In order to have good levels of progesterone, the adequate formation
of the corpus luteum - which usually results from the ovulatory process
- is quite necessary. Even so, there are cases of luteinization of follicles
that do not succeed in ovulating, a phenomenon known as "LUF"
(luteinized unruptured follicles). However, as we do not know how frequent
this luteinization of unruptured follicles may be, we must continue considering
the occurrence of ovulation as a basic condition for the corpus luteum formation
in normal circumstances.
Nevertheless, for women having an active sexual life, most of the time
frequent ovulations are beneficial on the one hand and problematic on the
other. They are beneficial for allowing the formation of the corpus luteum
and the adequate progesterone production, preventing the appearance of the
already mentioned endometrial and mammary alterations. They are problematic
for creating the constant risk of pregnancy, with all its implications,
problems and worries. Thus, here we are faced with one more of the several
ambivalent and paradoxical situations typical of female nature.
Fortunately, with the hormonal contraceptives that contain a correct
balance in their doses of synthetic estrogens and progestins, it is possible

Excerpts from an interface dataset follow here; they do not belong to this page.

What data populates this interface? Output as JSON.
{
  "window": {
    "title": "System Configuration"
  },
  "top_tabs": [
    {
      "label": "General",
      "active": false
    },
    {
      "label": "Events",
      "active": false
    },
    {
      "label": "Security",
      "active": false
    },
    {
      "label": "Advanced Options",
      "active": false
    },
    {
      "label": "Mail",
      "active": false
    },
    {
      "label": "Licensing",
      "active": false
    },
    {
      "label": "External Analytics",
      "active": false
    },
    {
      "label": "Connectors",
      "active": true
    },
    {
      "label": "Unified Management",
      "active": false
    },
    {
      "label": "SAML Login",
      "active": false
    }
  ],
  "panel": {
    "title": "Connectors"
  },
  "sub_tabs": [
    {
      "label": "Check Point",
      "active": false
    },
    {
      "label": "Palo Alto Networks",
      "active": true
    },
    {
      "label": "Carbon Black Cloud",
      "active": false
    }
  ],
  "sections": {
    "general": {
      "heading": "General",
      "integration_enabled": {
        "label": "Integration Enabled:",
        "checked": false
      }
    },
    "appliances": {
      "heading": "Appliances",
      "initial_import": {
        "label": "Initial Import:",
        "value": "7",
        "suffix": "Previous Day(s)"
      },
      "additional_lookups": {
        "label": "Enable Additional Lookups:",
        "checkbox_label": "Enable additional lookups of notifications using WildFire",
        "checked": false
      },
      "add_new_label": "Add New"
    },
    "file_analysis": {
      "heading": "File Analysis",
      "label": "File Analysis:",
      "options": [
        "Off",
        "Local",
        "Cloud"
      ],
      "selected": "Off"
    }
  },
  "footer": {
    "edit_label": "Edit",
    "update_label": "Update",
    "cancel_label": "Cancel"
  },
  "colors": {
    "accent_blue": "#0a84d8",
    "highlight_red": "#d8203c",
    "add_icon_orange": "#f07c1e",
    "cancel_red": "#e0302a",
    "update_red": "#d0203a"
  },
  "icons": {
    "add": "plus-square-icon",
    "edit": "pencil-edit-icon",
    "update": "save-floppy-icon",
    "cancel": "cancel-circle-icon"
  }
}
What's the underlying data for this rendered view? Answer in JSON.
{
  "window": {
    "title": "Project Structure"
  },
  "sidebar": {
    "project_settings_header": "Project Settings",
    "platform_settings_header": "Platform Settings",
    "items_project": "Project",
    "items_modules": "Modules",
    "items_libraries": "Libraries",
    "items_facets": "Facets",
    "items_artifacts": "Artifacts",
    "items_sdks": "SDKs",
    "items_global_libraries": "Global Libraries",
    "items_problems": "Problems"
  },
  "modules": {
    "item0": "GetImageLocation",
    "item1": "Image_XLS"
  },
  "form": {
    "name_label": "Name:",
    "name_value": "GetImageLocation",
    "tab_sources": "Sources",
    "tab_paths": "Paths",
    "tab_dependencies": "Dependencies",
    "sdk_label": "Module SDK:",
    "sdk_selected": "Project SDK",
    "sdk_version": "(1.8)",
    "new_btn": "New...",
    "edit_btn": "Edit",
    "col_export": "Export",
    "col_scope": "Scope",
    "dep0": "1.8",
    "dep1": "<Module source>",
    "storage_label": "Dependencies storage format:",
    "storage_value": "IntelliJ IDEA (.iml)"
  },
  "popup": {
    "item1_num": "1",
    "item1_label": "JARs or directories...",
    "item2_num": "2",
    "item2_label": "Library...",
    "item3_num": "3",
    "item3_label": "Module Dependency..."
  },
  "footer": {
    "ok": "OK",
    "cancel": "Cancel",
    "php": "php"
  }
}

to provide women with efficient contraceptive guarantees and, at the same
time, with a relative balance between estrogenic and progestogenic effects.
For more details on the "Pill," see my article "Oral Hormonal Contraceptives (the "Pill"),"
published here at the MUM.
Note: Here we must remember that, when pregnancy occurs, the quick appearance
of the chorionic gonadotropic hormone (CGH) produced by the egg begins stimulating
the corpus luteum, impeding its regression and transforming it into the
corpus luteum of pregnancy. This structure remains in activity during the
first trimester of gestation.
The text above is an adapted excerpt from my book "Novas Perspectivas
em Ginecologia" ("New Perspectives in Gynecology"), published
by Imago Editora, Rio de Janeiro, 1990. For more information on the book,
see page http://www.nelsonginecologia.med.br/novas.htm
at my Web site www.nelsonginecologia.med.br
Copyright Nelson Soucasaux 1990, 2005
Nelson Soucasaux is a gynecologist dedicated to clinical, preventive
and psychosomatic gynecology. Graduated in 1974 by Faculdade de Medicina
da Universidade Federal do Rio de Janeiro, Brazil, he is the author of several
articles published in medical journals and of the books "Novas Perspectivas
em Ginecologia" ("New Perspectives in Gynecology")
and "Os Órgãos Sexuais Femininos: Forma, Função,
Símbolo e Arquétipo" ("The Female Sexual Organs:
Shape, Function, Symbol and Archetype"), published by Imago Editora,
Rio de Janeiro, 1990, 1993. He has been working in his private clinic since
Web site (Portuguese-English): www.nelsonginecologia.med.br